## PROBLEM DESCRIPTION
In the copy, every record below must appear exactly as given, and no picture may appear.

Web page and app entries

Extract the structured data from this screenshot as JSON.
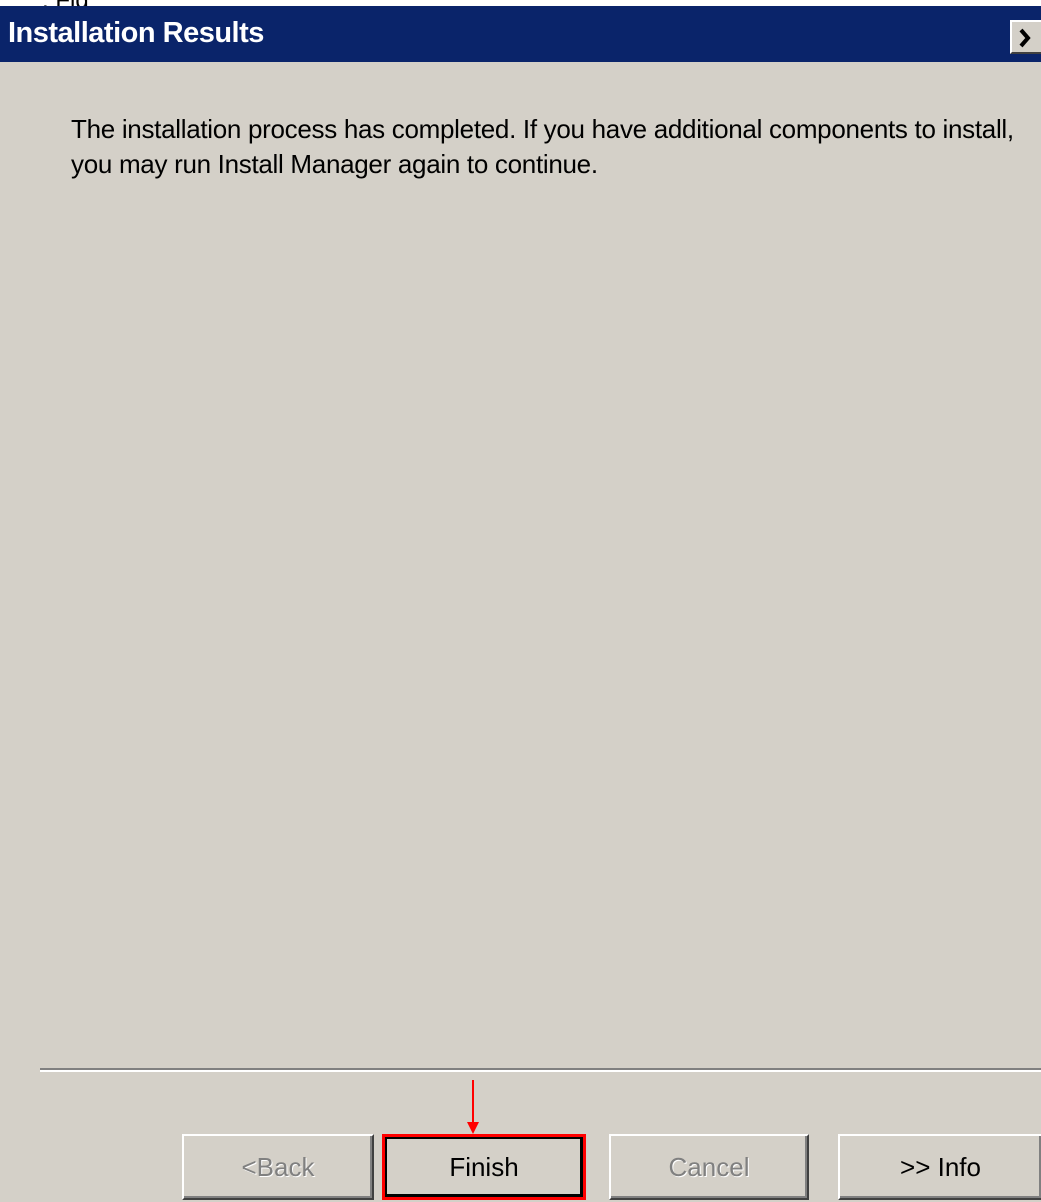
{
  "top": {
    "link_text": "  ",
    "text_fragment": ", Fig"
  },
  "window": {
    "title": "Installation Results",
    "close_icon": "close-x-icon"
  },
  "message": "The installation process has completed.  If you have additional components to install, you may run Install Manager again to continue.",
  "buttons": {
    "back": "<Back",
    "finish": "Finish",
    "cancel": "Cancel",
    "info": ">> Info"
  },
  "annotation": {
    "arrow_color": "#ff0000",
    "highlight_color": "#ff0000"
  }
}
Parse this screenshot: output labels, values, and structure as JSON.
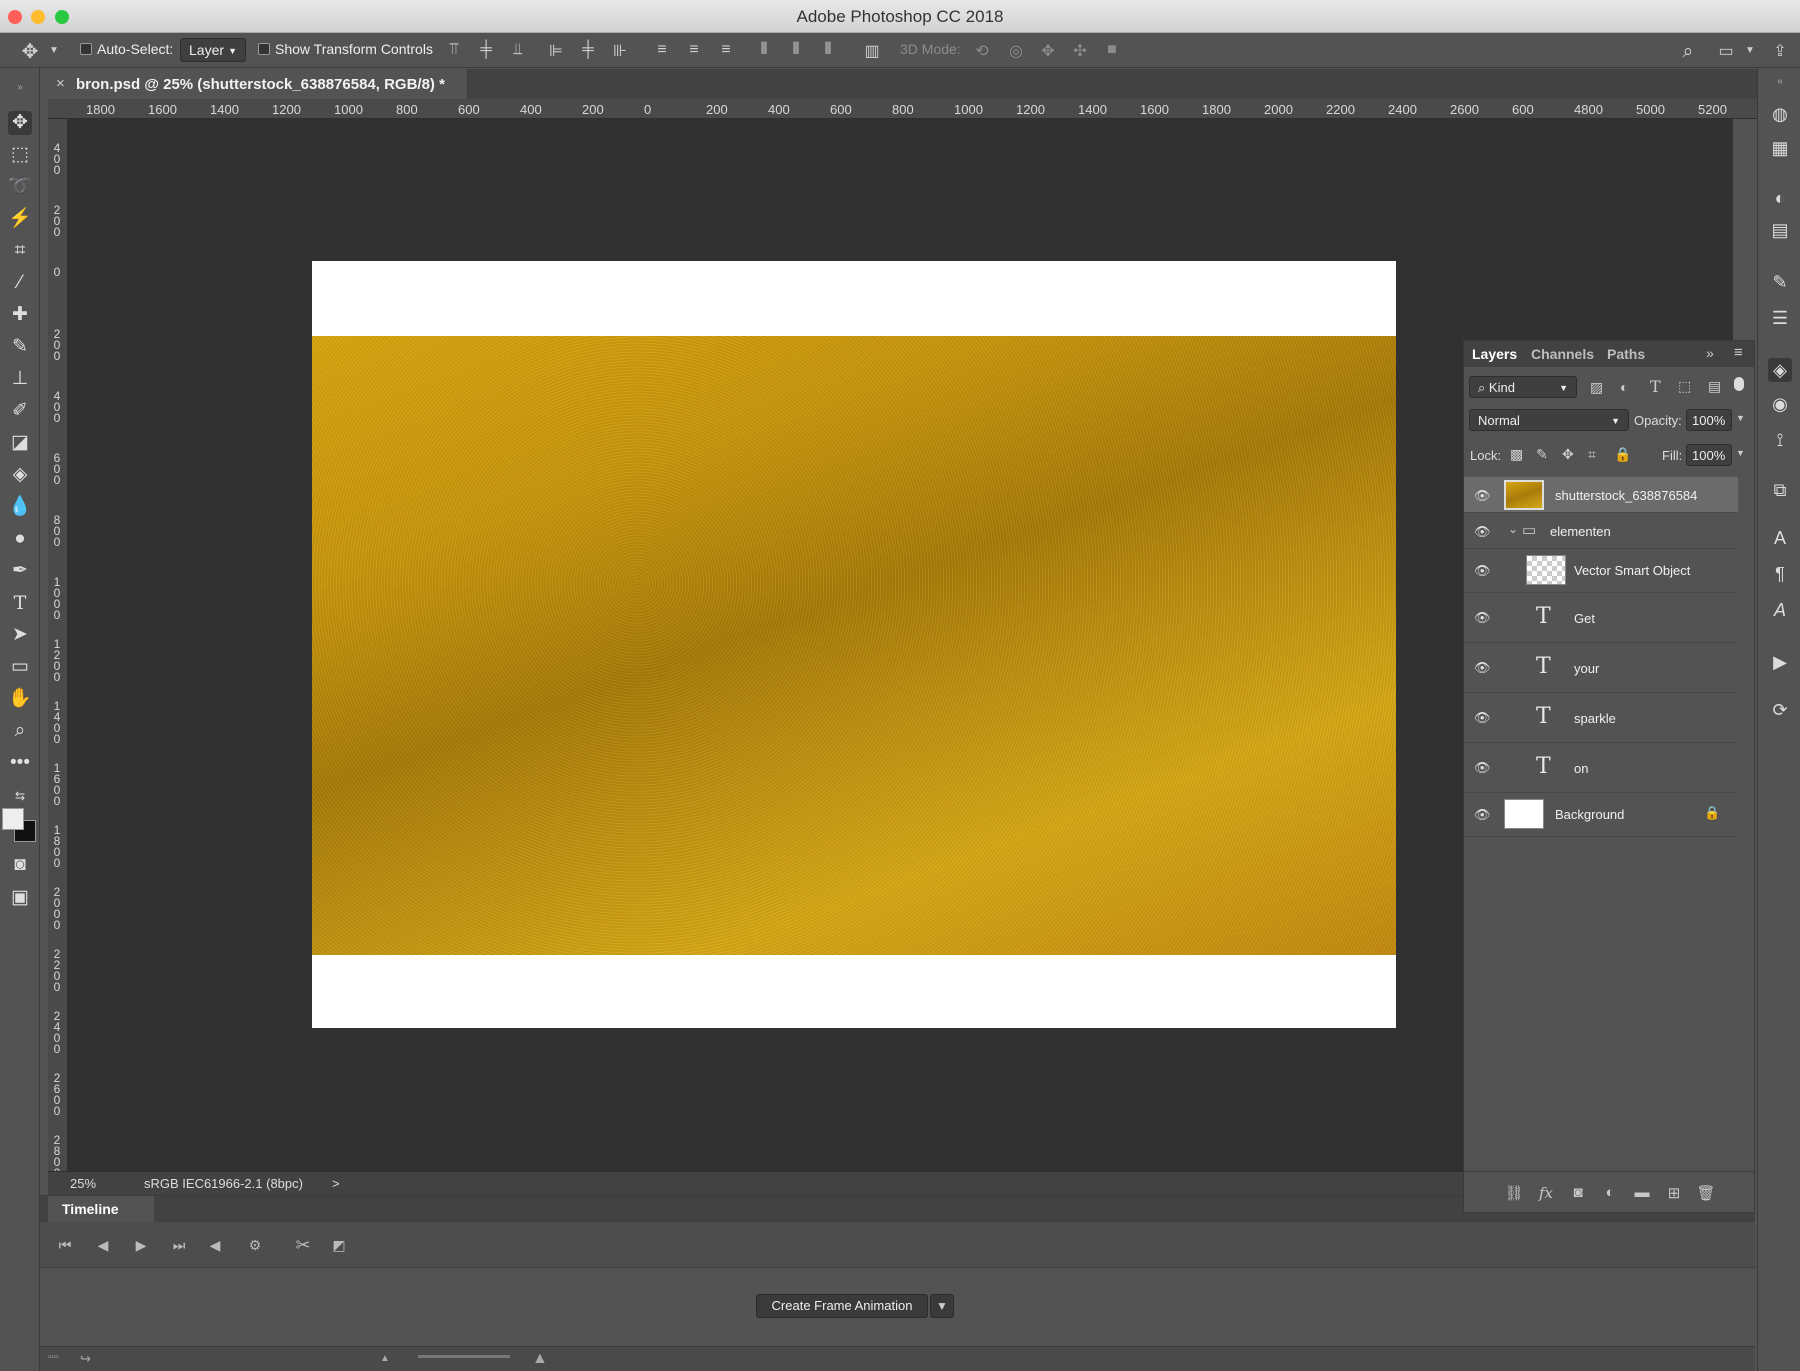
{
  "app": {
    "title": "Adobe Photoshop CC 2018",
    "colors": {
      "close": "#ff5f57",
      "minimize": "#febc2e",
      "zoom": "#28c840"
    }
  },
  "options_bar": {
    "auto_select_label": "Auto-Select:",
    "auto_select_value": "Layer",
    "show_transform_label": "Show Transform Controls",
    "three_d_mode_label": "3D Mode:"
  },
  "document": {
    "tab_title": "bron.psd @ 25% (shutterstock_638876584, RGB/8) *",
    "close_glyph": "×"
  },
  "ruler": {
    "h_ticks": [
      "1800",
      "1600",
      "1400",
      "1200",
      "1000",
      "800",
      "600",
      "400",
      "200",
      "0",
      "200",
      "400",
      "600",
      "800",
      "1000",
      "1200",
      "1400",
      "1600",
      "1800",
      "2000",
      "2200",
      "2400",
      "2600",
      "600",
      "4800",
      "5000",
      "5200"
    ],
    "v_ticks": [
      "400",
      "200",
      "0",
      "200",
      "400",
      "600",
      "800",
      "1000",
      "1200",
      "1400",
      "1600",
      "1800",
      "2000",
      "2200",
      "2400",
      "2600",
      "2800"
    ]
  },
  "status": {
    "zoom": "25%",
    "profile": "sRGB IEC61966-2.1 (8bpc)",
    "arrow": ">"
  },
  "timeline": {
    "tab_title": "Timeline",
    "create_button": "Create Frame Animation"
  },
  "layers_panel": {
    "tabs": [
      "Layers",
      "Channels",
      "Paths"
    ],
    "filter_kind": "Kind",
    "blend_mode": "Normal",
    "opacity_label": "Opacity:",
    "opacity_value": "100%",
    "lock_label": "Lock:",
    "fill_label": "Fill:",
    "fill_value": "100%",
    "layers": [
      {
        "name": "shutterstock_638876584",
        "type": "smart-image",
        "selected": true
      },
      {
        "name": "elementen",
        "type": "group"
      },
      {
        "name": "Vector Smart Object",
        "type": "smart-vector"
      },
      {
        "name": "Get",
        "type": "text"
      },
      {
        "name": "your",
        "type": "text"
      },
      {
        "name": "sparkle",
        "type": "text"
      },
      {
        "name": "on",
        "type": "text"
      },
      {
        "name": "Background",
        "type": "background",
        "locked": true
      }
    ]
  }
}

## SOLUTION FOR THIS TASK
Extract the structured data from this screenshot as JSON.
{
  "top": {
    "link_text": "  ",
    "text_fragment": ", Fig"
  },
  "window": {
    "title": "Installation Results",
    "close_icon": "close-x-icon"
  },
  "message": "The installation process has completed.  If you have additional components to install, you may run Install Manager again to continue.",
  "buttons": {
    "back": "<Back",
    "finish": "Finish",
    "cancel": "Cancel",
    "info": ">> Info"
  },
  "annotation": {
    "arrow_color": "#ff0000",
    "highlight_color": "#ff0000"
  }
}
Parse this screenshot: output labels, values, and structure as JSON.
{
  "app": {
    "title": "Adobe Photoshop CC 2018",
    "colors": {
      "close": "#ff5f57",
      "minimize": "#febc2e",
      "zoom": "#28c840"
    }
  },
  "options_bar": {
    "auto_select_label": "Auto-Select:",
    "auto_select_value": "Layer",
    "show_transform_label": "Show Transform Controls",
    "three_d_mode_label": "3D Mode:"
  },
  "document": {
    "tab_title": "bron.psd @ 25% (shutterstock_638876584, RGB/8) *",
    "close_glyph": "×"
  },
  "ruler": {
    "h_ticks": [
      "1800",
      "1600",
      "1400",
      "1200",
      "1000",
      "800",
      "600",
      "400",
      "200",
      "0",
      "200",
      "400",
      "600",
      "800",
      "1000",
      "1200",
      "1400",
      "1600",
      "1800",
      "2000",
      "2200",
      "2400",
      "2600",
      "600",
      "4800",
      "5000",
      "5200"
    ],
    "v_ticks": [
      "400",
      "200",
      "0",
      "200",
      "400",
      "600",
      "800",
      "1000",
      "1200",
      "1400",
      "1600",
      "1800",
      "2000",
      "2200",
      "2400",
      "2600",
      "2800"
    ]
  },
  "status": {
    "zoom": "25%",
    "profile": "sRGB IEC61966-2.1 (8bpc)",
    "arrow": ">"
  },
  "timeline": {
    "tab_title": "Timeline",
    "create_button": "Create Frame Animation"
  },
  "layers_panel": {
    "tabs": [
      "Layers",
      "Channels",
      "Paths"
    ],
    "filter_kind": "Kind",
    "blend_mode": "Normal",
    "opacity_label": "Opacity:",
    "opacity_value": "100%",
    "lock_label": "Lock:",
    "fill_label": "Fill:",
    "fill_value": "100%",
    "layers": [
      {
        "name": "shutterstock_638876584",
        "type": "smart-image",
        "selected": true
      },
      {
        "name": "elementen",
        "type": "group"
      },
      {
        "name": "Vector Smart Object",
        "type": "smart-vector"
      },
      {
        "name": "Get",
        "type": "text"
      },
      {
        "name": "your",
        "type": "text"
      },
      {
        "name": "sparkle",
        "type": "text"
      },
      {
        "name": "on",
        "type": "text"
      },
      {
        "name": "Background",
        "type": "background",
        "locked": true
      }
    ]
  }
}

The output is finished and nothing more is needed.